Apart from the podcasts, the site also covers current threats. As I write this, there is a nice summary of the Kama Sutra worm written by Matt Yoder. (Hmmm I wonder if that worm name will impact the context sensitive Google ads on this page.)
Michael is also involved in another site called Security Synergy. Although the site is designed for security professionals, the home page has a link to an eGuide titled, Protecting Your Identity in a Disaster. The guide was co-written with John Sileo who experienced identity theft. The free guide is well worth the read and offers practical advice you can use. After reading this guide, you'll think twice about the type of pen you use to sign documents.
If you want the most recent sightings, SANS is one place to start. I wouldn't categorize the site as one for the typical user. Much of the information is technical except for the color coded INFOcon banner which indicates the Internets current status. The banner color normally shows green.
I would think of SANS as a leading indicator. Each day, the handlers posts one or more diary entries about various sightings or issues. These might range from announcing the latest virus to opinion pieces on security.
The site also has a Reading Room section with an area dedicated to Home & Small Office. You will need the Adobe Acrobat Reader as the reports are all PDF files.
Finally, don't overlook your software vendors. As mentioned earlier, most people know to go to the site of their anti-virus and spyware programs. How many of you periodically check other vendor pages for software you own? Bugs and other vulnerabilities can occur in any software package. Often times these issues are corrected in patches or updates, but if you didn't register the software, you may not be aware of an issue or the fix.
Regrettably, sometimes it can be difficult to find this type of information on vendor sites. A good alternative resource is Secunia. They provide a searchable database for advisories on 6500 products including hardware items. Ive even seen references to cell phones. The results are presented with hyperlinks which provide a concise description, status and vendor information.
Safe Canada: www.safecanada.ca/topic_e.asp?category=3

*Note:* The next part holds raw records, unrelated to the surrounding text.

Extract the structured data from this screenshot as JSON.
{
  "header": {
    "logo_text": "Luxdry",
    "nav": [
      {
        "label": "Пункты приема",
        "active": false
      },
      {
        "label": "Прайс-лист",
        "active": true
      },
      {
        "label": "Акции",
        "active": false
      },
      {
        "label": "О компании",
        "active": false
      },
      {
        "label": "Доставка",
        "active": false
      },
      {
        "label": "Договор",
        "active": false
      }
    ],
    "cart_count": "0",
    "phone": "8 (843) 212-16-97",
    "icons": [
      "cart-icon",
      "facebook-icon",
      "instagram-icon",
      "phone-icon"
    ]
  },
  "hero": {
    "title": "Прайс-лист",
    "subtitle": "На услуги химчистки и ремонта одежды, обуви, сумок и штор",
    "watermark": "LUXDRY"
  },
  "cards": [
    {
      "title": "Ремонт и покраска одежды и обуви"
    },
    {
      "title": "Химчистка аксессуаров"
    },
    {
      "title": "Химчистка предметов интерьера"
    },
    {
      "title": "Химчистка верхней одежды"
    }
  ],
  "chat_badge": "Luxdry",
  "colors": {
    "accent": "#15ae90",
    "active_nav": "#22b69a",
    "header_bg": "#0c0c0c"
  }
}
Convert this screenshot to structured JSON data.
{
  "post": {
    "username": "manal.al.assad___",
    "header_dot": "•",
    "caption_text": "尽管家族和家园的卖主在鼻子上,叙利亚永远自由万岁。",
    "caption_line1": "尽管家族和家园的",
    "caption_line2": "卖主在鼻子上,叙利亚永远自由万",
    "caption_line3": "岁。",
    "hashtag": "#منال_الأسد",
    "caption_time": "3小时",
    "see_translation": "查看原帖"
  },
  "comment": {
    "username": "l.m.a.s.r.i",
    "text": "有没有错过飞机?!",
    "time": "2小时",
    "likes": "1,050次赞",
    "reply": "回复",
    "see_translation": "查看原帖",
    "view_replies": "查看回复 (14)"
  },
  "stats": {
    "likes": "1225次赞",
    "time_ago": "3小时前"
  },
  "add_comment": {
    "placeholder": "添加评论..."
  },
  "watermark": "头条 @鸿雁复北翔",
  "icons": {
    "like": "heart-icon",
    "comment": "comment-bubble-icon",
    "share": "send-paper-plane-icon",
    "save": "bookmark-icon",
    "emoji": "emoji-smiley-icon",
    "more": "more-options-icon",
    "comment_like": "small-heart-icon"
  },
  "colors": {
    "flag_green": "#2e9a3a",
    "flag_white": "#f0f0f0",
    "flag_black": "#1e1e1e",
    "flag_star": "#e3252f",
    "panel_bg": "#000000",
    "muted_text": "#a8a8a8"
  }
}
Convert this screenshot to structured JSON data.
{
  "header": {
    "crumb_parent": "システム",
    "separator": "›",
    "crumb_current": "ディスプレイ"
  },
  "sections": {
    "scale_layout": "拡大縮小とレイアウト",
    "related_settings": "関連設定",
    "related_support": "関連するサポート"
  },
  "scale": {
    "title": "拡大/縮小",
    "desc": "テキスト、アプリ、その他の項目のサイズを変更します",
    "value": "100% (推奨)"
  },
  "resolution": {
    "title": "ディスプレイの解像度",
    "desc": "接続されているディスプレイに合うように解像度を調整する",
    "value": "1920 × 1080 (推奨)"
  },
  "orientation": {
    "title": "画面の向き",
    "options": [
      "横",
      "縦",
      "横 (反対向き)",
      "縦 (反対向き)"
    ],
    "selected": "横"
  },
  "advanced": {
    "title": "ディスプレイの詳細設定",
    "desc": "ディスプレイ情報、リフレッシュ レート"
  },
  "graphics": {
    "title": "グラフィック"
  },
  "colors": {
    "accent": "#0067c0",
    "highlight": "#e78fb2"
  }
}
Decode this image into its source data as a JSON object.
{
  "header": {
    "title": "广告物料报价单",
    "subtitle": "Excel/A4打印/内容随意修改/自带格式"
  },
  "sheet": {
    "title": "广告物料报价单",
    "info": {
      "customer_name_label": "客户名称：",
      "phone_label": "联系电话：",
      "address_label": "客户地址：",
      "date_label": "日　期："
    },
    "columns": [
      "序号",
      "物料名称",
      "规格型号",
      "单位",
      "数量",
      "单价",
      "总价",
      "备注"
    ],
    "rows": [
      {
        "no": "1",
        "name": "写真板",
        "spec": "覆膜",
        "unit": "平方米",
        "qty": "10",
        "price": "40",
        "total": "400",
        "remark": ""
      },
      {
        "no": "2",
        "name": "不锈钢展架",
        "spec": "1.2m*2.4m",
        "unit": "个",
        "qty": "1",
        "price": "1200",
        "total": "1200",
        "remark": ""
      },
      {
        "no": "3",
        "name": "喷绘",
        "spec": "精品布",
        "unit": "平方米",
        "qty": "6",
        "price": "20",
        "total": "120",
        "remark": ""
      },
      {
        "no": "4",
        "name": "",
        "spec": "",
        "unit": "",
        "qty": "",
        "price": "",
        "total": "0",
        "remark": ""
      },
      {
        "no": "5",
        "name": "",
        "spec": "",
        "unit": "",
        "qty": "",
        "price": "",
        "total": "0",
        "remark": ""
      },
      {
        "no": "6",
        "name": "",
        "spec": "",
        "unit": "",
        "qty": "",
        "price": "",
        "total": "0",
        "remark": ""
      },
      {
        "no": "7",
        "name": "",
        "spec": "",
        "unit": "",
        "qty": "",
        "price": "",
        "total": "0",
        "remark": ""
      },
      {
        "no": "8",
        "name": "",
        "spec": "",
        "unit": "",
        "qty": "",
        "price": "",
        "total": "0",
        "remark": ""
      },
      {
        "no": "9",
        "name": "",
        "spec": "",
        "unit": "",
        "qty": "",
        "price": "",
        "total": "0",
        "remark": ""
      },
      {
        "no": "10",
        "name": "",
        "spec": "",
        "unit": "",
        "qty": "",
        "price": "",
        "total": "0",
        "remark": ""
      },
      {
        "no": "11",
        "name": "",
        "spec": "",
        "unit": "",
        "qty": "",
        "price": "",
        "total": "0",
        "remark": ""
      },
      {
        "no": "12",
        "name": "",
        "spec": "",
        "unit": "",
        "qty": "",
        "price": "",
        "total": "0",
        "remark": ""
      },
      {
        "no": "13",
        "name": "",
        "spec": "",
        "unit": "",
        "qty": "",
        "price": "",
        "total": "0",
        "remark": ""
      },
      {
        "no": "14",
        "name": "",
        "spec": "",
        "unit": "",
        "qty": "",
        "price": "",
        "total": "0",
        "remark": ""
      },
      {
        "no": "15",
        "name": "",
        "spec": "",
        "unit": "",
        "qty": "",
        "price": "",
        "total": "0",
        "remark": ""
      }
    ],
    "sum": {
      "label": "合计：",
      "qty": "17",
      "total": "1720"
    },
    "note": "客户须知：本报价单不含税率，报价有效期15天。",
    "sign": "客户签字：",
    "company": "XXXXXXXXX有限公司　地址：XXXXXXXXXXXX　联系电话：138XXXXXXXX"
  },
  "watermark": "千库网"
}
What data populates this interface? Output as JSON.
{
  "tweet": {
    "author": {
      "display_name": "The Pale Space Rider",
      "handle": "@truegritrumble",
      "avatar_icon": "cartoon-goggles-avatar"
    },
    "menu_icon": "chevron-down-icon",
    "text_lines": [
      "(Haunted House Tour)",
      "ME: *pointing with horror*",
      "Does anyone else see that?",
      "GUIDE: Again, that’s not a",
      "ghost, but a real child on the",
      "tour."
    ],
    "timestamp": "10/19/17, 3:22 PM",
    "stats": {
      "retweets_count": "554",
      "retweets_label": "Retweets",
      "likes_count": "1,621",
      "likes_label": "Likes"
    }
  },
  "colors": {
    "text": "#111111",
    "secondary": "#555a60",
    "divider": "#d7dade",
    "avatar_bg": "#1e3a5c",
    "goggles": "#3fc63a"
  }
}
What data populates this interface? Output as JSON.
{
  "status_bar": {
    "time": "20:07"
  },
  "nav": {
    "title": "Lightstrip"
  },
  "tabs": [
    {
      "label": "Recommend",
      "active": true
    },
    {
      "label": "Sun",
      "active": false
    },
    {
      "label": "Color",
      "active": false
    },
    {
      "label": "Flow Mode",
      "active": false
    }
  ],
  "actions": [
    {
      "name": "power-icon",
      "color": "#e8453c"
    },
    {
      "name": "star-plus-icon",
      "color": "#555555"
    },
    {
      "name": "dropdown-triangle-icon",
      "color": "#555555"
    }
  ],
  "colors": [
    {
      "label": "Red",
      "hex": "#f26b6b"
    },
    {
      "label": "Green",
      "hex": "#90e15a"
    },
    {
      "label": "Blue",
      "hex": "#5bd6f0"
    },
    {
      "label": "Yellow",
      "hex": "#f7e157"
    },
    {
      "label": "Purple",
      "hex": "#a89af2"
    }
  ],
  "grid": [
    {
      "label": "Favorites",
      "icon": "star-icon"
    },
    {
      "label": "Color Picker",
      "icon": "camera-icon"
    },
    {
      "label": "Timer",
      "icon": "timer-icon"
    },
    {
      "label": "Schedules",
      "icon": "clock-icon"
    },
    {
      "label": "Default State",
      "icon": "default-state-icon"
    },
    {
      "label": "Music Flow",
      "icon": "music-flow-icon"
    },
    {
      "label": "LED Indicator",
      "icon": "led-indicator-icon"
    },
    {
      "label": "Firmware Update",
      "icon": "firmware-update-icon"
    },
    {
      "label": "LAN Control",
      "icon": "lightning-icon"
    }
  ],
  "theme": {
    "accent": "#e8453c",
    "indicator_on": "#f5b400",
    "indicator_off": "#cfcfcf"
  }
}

Microsoft Security at Home www.microsoft.com/athome/security/default.mspx
Security Now! www.grc.com/SecurityNow.htm
Security Catalyst: www.securitycatalyst.com/
Security Synergy: http://www.securitysynergy.com/
Last Updated (Tuesday, 08 September 2009 23:28)